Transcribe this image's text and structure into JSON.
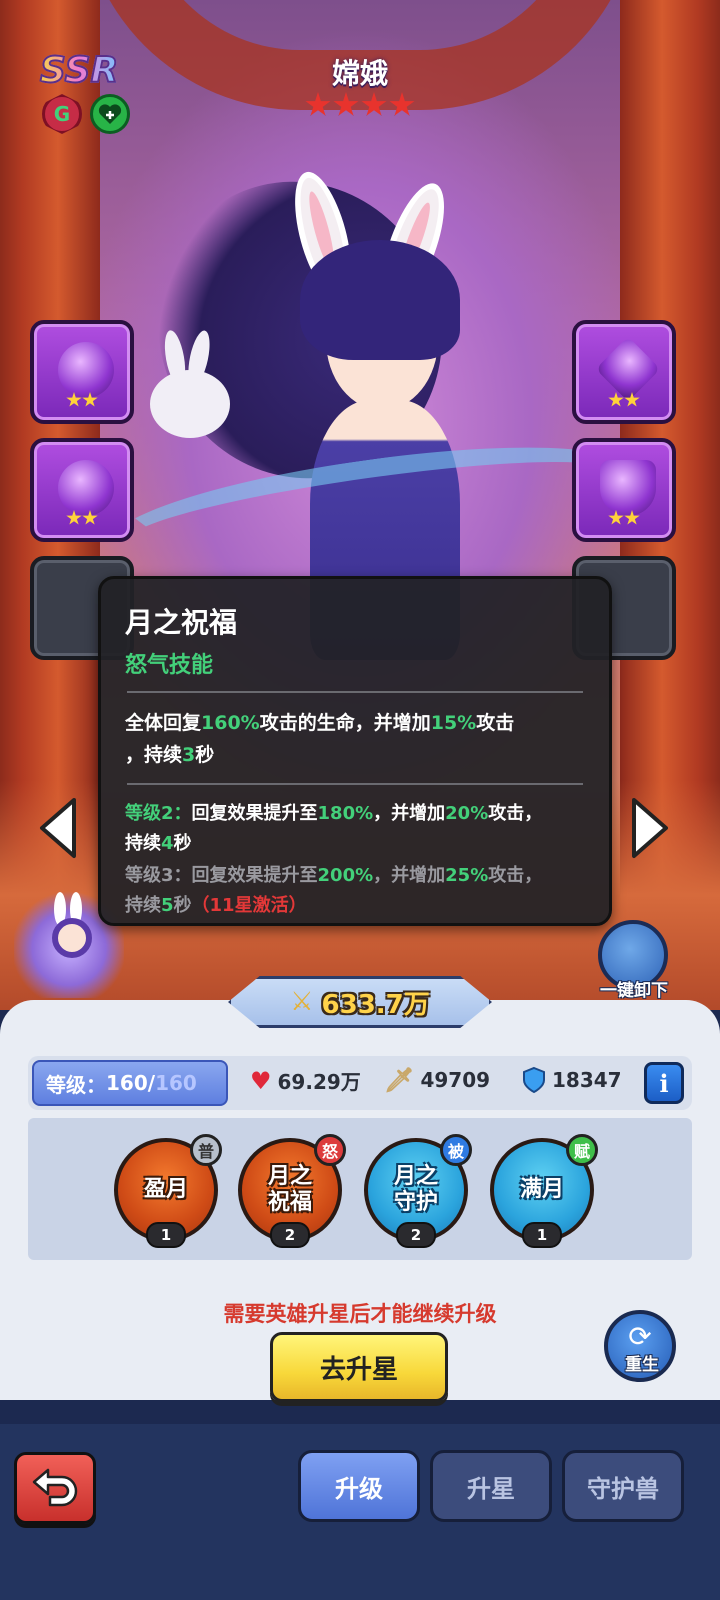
{
  "hero": {
    "rarity": "SSR",
    "faction_badge": "G",
    "class_icon": "heart-plus-icon",
    "name": "嫦娥",
    "stars": 4
  },
  "equipment": {
    "left": [
      {
        "icon": "amulet-icon",
        "stars": 2
      },
      {
        "icon": "ring-icon",
        "stars": 2
      },
      {
        "icon": "locked-slot-icon",
        "stars": 0
      }
    ],
    "right": [
      {
        "icon": "crystal-charm-icon",
        "stars": 2
      },
      {
        "icon": "chalice-icon",
        "stars": 2
      },
      {
        "icon": "locked-slot-icon",
        "stars": 0
      }
    ]
  },
  "tooltip": {
    "title": "月之祝福",
    "type": "怒气技能",
    "description": [
      "全体回复",
      "160%",
      "攻击的生命，并增加",
      "15%",
      "攻击",
      "，持续",
      "3",
      "秒"
    ],
    "levels": [
      {
        "label": "等级2：",
        "parts": [
          "回复效果提升至",
          "180%",
          "，并增加",
          "20%",
          "攻击，",
          "持续",
          "4",
          "秒"
        ],
        "active": true,
        "note": ""
      },
      {
        "label": "等级3：",
        "parts": [
          "回复效果提升至",
          "200%",
          "，并增加",
          "25%",
          "攻击，",
          "持续",
          "5",
          "秒"
        ],
        "active": false,
        "note": "（11星激活）"
      }
    ]
  },
  "unequip_all": "一键卸下",
  "power": "633.7万",
  "stats": {
    "level_label": "等级：",
    "level": "160",
    "level_sep": "/",
    "level_max": "160",
    "hp": "69.29万",
    "attack": "49709",
    "defense": "18347",
    "info_icon": "i"
  },
  "skills": [
    {
      "name": "盈月",
      "tag": "普",
      "level": "1",
      "style": "fire",
      "badge": "gray"
    },
    {
      "name_lines": [
        "月之",
        "祝福"
      ],
      "tag": "怒",
      "level": "2",
      "style": "fire",
      "badge": "red"
    },
    {
      "name_lines": [
        "月之",
        "守护"
      ],
      "tag": "被",
      "level": "2",
      "style": "ice",
      "badge": "blue"
    },
    {
      "name": "满月",
      "tag": "赋",
      "level": "1",
      "style": "ice",
      "badge": "green"
    }
  ],
  "notice": "需要英雄升星后才能继续升级",
  "go_star_button": "去升星",
  "rebirth": "重生",
  "nav": {
    "tabs": [
      "升级",
      "升星",
      "守护兽"
    ],
    "active": 0
  },
  "colors": {
    "accent_green": "#43d07a",
    "warn_red": "#d63a2e",
    "panel_bg": "#e9edf4",
    "nav_bg": "#23345f"
  }
}
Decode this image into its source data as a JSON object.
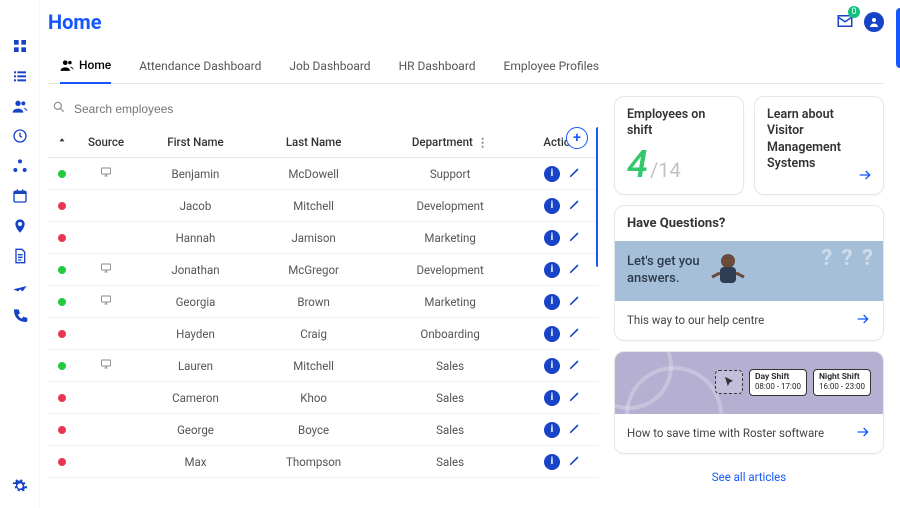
{
  "app": {
    "title": "Home",
    "notifications": "0"
  },
  "tabs": [
    {
      "label": "Home",
      "active": true,
      "icon": "users"
    },
    {
      "label": "Attendance Dashboard"
    },
    {
      "label": "Job Dashboard"
    },
    {
      "label": "HR Dashboard"
    },
    {
      "label": "Employee Profiles"
    }
  ],
  "search": {
    "placeholder": "Search employees"
  },
  "table": {
    "headers": {
      "source": "Source",
      "first": "First Name",
      "last": "Last Name",
      "dept": "Department",
      "actions": "Actions"
    },
    "rows": [
      {
        "status": "g",
        "device": true,
        "first": "Benjamin",
        "last": "McDowell",
        "dept": "Support"
      },
      {
        "status": "r",
        "device": false,
        "first": "Jacob",
        "last": "Mitchell",
        "dept": "Development"
      },
      {
        "status": "r",
        "device": false,
        "first": "Hannah",
        "last": "Jamison",
        "dept": "Marketing"
      },
      {
        "status": "g",
        "device": true,
        "first": "Jonathan",
        "last": "McGregor",
        "dept": "Development"
      },
      {
        "status": "g",
        "device": true,
        "first": "Georgia",
        "last": "Brown",
        "dept": "Marketing"
      },
      {
        "status": "r",
        "device": false,
        "first": "Hayden",
        "last": "Craig",
        "dept": "Onboarding"
      },
      {
        "status": "g",
        "device": true,
        "first": "Lauren",
        "last": "Mitchell",
        "dept": "Sales"
      },
      {
        "status": "r",
        "device": false,
        "first": "Cameron",
        "last": "Khoo",
        "dept": "Sales"
      },
      {
        "status": "r",
        "device": false,
        "first": "George",
        "last": "Boyce",
        "dept": "Sales"
      },
      {
        "status": "r",
        "device": false,
        "first": "Max",
        "last": "Thompson",
        "dept": "Sales"
      }
    ]
  },
  "cards": {
    "shift": {
      "title": "Employees on shift",
      "count": "4",
      "total": "/14"
    },
    "visitor": {
      "title": "Learn about Visitor Management Systems"
    }
  },
  "questions": {
    "heading": "Have Questions?",
    "banner_line1": "Let's get you",
    "banner_line2": "answers.",
    "link": "This way to our help centre"
  },
  "roster": {
    "chip1_title": "Day Shift",
    "chip1_time": "08:00 - 17:00",
    "chip2_title": "Night Shift",
    "chip2_time": "16:00 - 23:00",
    "link": "How to save time with Roster software"
  },
  "see_all": "See all articles"
}
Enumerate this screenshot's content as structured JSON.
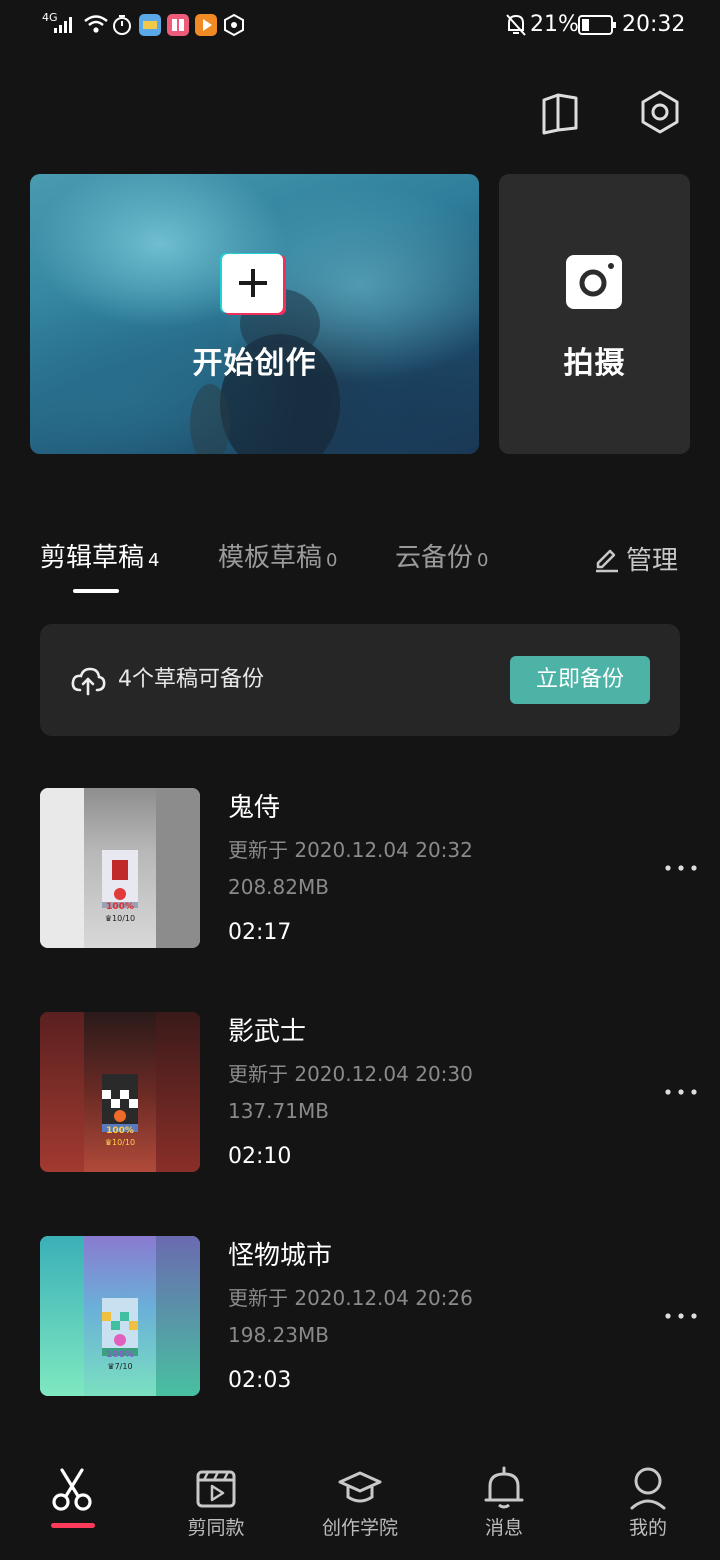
{
  "status_bar": {
    "network": "4G",
    "battery": "21%",
    "time": "20:32"
  },
  "header": {
    "icons": [
      "tutorial-book-icon",
      "settings-hexagon-icon"
    ]
  },
  "hero": {
    "create_label": "开始创作",
    "shoot_label": "拍摄"
  },
  "tabs": [
    {
      "label": "剪辑草稿",
      "count": "4"
    },
    {
      "label": "模板草稿",
      "count": "0"
    },
    {
      "label": "云备份",
      "count": "0"
    }
  ],
  "manage_label": "管理",
  "backup": {
    "text": "4个草稿可备份",
    "button": "立即备份"
  },
  "drafts": [
    {
      "title": "鬼侍",
      "updated": "更新于 2020.12.04 20:32",
      "size": "208.82MB",
      "duration": "02:17",
      "thumb_pct": "100%",
      "thumb_level": "♛10/10"
    },
    {
      "title": "影武士",
      "updated": "更新于 2020.12.04 20:30",
      "size": "137.71MB",
      "duration": "02:10",
      "thumb_pct": "100%",
      "thumb_level": "♛10/10"
    },
    {
      "title": "怪物城市",
      "updated": "更新于 2020.12.04 20:26",
      "size": "198.23MB",
      "duration": "02:03",
      "thumb_pct": "100%",
      "thumb_level": "♛7/10"
    }
  ],
  "bottom_nav": [
    {
      "label": "",
      "icon": "scissors-icon"
    },
    {
      "label": "剪同款",
      "icon": "clapper-video-icon"
    },
    {
      "label": "创作学院",
      "icon": "graduation-cap-icon"
    },
    {
      "label": "消息",
      "icon": "bell-icon"
    },
    {
      "label": "我的",
      "icon": "person-icon"
    }
  ],
  "colors": {
    "background": "#141414",
    "accent": "#4cb3a6",
    "nav_active": "#ff3b5c"
  }
}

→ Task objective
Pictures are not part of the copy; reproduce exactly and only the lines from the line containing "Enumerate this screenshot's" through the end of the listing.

→ Response
Enumerate this screenshot's content as structured JSON.
{
  "status_bar": {
    "network": "4G",
    "battery": "21%",
    "time": "20:32"
  },
  "header": {
    "icons": [
      "tutorial-book-icon",
      "settings-hexagon-icon"
    ]
  },
  "hero": {
    "create_label": "开始创作",
    "shoot_label": "拍摄"
  },
  "tabs": [
    {
      "label": "剪辑草稿",
      "count": "4"
    },
    {
      "label": "模板草稿",
      "count": "0"
    },
    {
      "label": "云备份",
      "count": "0"
    }
  ],
  "manage_label": "管理",
  "backup": {
    "text": "4个草稿可备份",
    "button": "立即备份"
  },
  "drafts": [
    {
      "title": "鬼侍",
      "updated": "更新于 2020.12.04 20:32",
      "size": "208.82MB",
      "duration": "02:17",
      "thumb_pct": "100%",
      "thumb_level": "♛10/10"
    },
    {
      "title": "影武士",
      "updated": "更新于 2020.12.04 20:30",
      "size": "137.71MB",
      "duration": "02:10",
      "thumb_pct": "100%",
      "thumb_level": "♛10/10"
    },
    {
      "title": "怪物城市",
      "updated": "更新于 2020.12.04 20:26",
      "size": "198.23MB",
      "duration": "02:03",
      "thumb_pct": "100%",
      "thumb_level": "♛7/10"
    }
  ],
  "bottom_nav": [
    {
      "label": "",
      "icon": "scissors-icon"
    },
    {
      "label": "剪同款",
      "icon": "clapper-video-icon"
    },
    {
      "label": "创作学院",
      "icon": "graduation-cap-icon"
    },
    {
      "label": "消息",
      "icon": "bell-icon"
    },
    {
      "label": "我的",
      "icon": "person-icon"
    }
  ],
  "colors": {
    "background": "#141414",
    "accent": "#4cb3a6",
    "nav_active": "#ff3b5c"
  }
}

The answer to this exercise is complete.